Top of Provided records

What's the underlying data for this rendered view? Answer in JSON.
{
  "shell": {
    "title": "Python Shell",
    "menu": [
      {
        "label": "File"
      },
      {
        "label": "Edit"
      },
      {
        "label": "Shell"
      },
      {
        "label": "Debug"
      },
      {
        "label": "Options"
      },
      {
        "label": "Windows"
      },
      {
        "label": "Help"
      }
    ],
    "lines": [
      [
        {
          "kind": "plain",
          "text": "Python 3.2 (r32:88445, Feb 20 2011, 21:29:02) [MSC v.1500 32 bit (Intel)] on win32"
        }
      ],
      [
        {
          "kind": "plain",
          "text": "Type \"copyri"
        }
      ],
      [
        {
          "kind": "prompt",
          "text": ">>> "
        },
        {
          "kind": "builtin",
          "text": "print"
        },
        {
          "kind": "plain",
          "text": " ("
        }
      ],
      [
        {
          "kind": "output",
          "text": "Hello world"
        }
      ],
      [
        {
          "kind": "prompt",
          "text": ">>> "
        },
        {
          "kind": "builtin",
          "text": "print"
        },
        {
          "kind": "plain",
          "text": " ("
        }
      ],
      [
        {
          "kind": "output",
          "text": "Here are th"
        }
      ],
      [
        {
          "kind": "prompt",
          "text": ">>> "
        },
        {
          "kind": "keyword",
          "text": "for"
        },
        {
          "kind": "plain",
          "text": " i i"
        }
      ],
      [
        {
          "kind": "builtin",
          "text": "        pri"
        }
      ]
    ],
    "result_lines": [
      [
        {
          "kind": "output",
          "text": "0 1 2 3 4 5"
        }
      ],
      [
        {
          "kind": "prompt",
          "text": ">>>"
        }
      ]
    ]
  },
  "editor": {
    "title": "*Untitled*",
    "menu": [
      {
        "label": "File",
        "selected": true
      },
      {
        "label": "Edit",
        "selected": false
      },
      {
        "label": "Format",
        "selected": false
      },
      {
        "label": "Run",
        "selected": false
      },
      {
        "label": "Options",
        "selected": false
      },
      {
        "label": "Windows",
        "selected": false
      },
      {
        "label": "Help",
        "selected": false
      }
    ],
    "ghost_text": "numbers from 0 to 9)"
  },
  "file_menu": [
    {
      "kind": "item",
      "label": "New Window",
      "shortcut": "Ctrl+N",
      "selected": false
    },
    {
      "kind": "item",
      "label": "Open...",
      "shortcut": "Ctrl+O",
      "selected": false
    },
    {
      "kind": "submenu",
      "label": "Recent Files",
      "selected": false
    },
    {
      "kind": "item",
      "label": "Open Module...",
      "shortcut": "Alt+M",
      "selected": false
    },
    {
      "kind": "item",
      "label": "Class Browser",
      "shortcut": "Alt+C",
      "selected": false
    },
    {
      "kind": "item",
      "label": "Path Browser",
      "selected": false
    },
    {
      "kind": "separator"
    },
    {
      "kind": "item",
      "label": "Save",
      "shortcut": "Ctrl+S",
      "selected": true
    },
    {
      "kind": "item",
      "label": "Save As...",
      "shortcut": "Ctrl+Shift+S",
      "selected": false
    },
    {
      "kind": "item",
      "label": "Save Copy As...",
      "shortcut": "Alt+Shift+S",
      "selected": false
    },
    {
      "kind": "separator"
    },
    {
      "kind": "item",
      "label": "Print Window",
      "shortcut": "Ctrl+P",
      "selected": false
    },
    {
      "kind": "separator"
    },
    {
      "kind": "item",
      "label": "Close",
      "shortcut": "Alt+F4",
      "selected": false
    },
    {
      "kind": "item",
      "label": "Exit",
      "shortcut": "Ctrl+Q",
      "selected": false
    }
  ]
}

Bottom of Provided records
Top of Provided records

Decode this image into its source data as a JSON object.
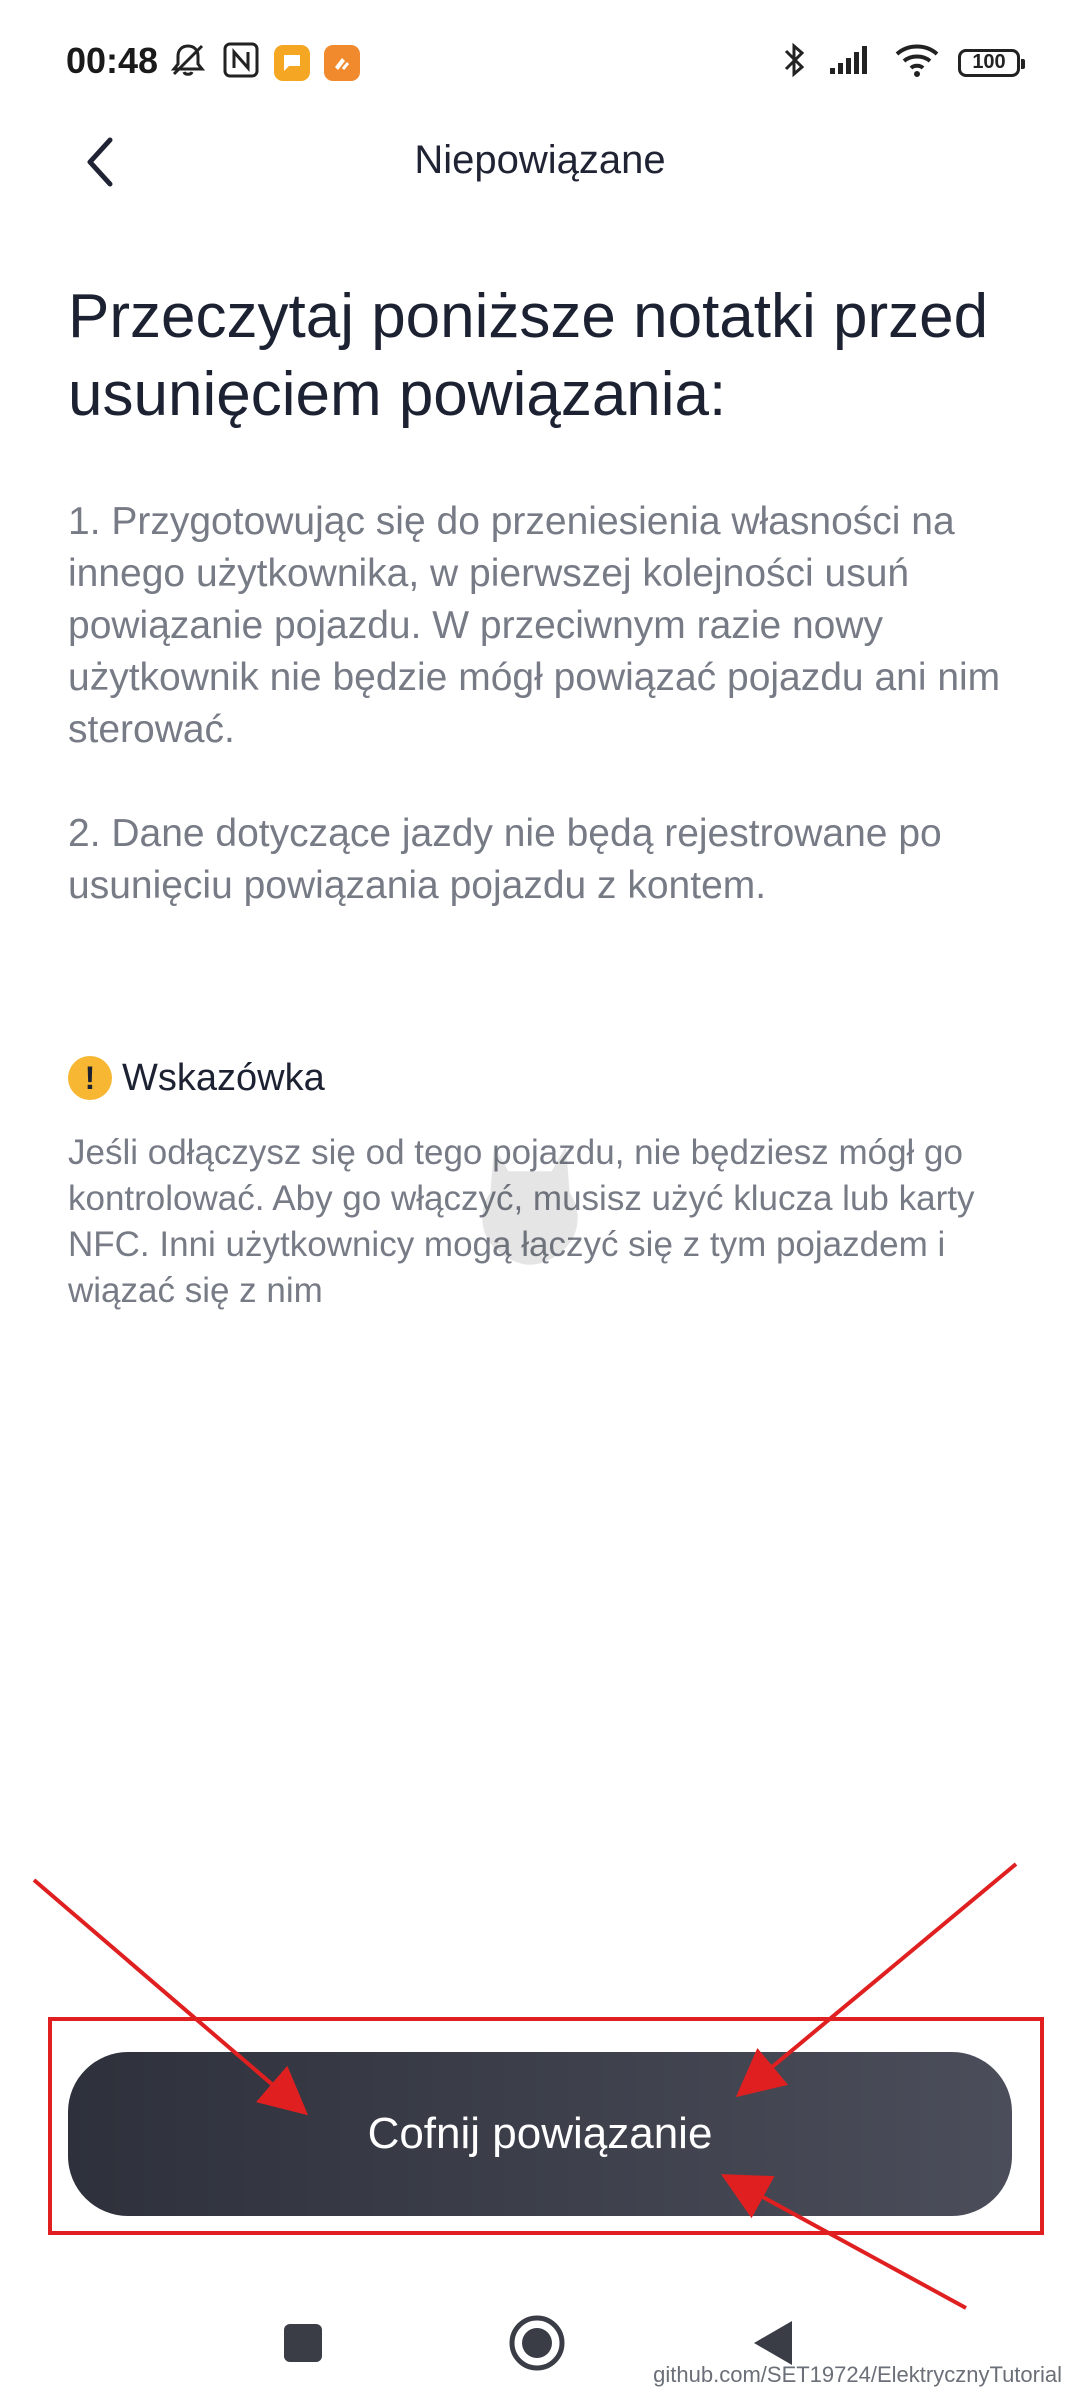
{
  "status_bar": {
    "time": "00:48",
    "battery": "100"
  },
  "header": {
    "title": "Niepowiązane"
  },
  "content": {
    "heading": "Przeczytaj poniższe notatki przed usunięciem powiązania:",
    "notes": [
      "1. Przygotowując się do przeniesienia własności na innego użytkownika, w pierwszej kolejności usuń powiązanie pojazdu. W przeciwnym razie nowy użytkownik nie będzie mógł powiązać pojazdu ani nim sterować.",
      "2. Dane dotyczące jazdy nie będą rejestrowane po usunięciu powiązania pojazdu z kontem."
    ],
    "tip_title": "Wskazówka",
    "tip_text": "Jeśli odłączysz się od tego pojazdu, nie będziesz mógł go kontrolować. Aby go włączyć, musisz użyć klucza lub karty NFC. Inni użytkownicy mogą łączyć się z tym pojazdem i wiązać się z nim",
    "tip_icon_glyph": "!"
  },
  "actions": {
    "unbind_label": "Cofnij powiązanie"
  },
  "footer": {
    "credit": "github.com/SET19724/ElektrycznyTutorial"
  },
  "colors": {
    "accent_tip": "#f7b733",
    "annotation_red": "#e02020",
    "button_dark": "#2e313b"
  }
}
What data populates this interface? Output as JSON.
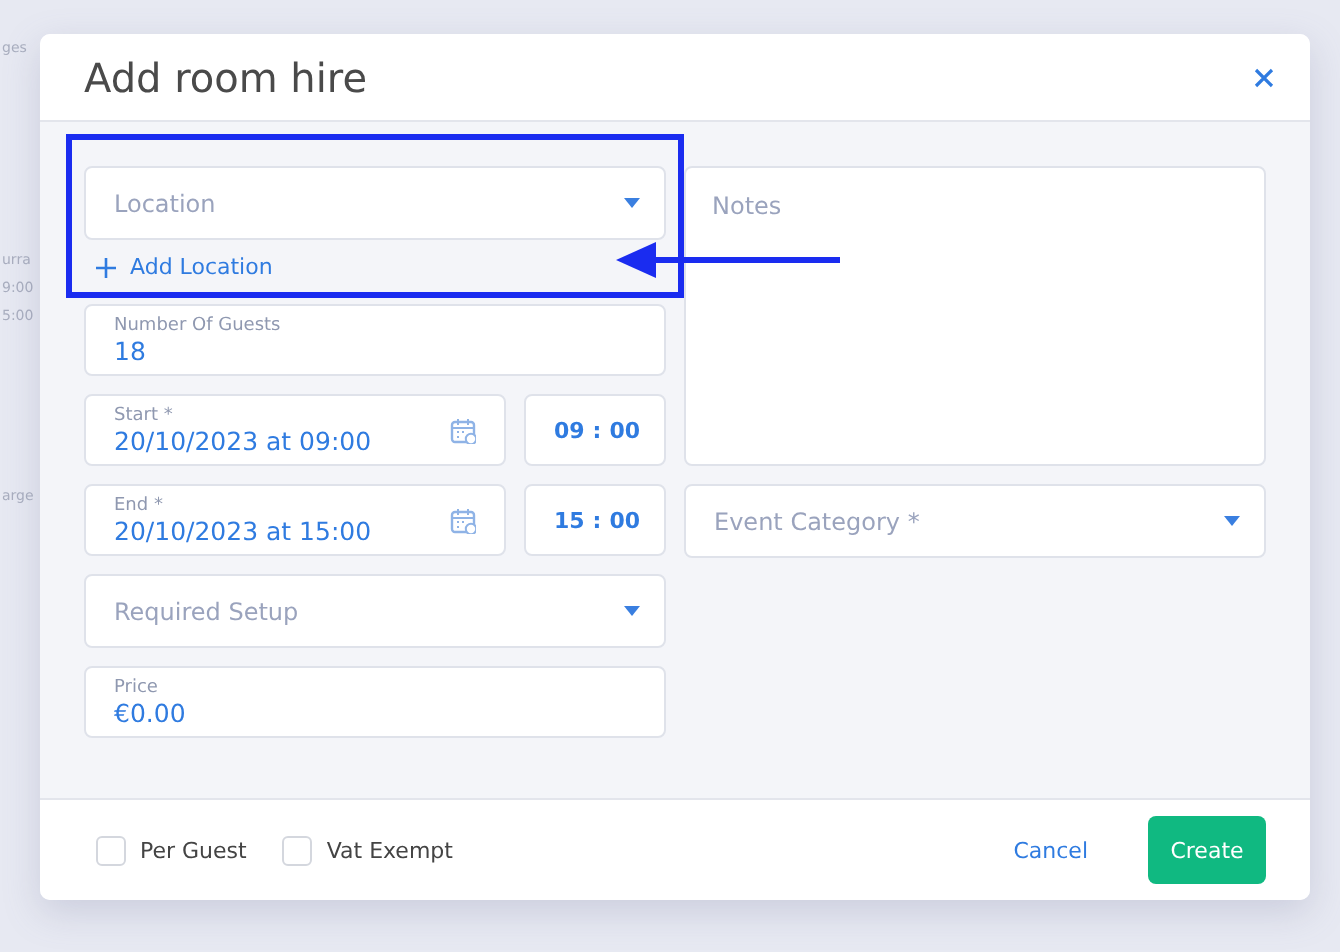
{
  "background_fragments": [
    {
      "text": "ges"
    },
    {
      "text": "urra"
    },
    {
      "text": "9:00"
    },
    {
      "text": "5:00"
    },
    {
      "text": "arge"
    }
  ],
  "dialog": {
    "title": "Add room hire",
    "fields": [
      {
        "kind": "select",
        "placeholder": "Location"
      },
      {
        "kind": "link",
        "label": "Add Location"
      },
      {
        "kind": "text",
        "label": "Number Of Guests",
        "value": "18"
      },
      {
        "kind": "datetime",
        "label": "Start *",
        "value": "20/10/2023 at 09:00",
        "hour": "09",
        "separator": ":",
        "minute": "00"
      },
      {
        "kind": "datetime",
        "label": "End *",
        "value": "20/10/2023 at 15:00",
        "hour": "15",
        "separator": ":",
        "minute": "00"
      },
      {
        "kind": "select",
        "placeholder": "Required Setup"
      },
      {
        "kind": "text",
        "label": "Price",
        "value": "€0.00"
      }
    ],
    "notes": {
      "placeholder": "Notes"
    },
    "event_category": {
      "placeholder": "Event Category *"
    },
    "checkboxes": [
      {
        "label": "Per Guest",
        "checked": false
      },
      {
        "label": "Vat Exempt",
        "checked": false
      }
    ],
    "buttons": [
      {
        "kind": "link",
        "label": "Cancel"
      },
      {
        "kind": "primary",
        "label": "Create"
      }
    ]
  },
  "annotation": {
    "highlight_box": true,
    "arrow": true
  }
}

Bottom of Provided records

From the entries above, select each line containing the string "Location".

        "placeholder": "Location"
        "label": "Add Location"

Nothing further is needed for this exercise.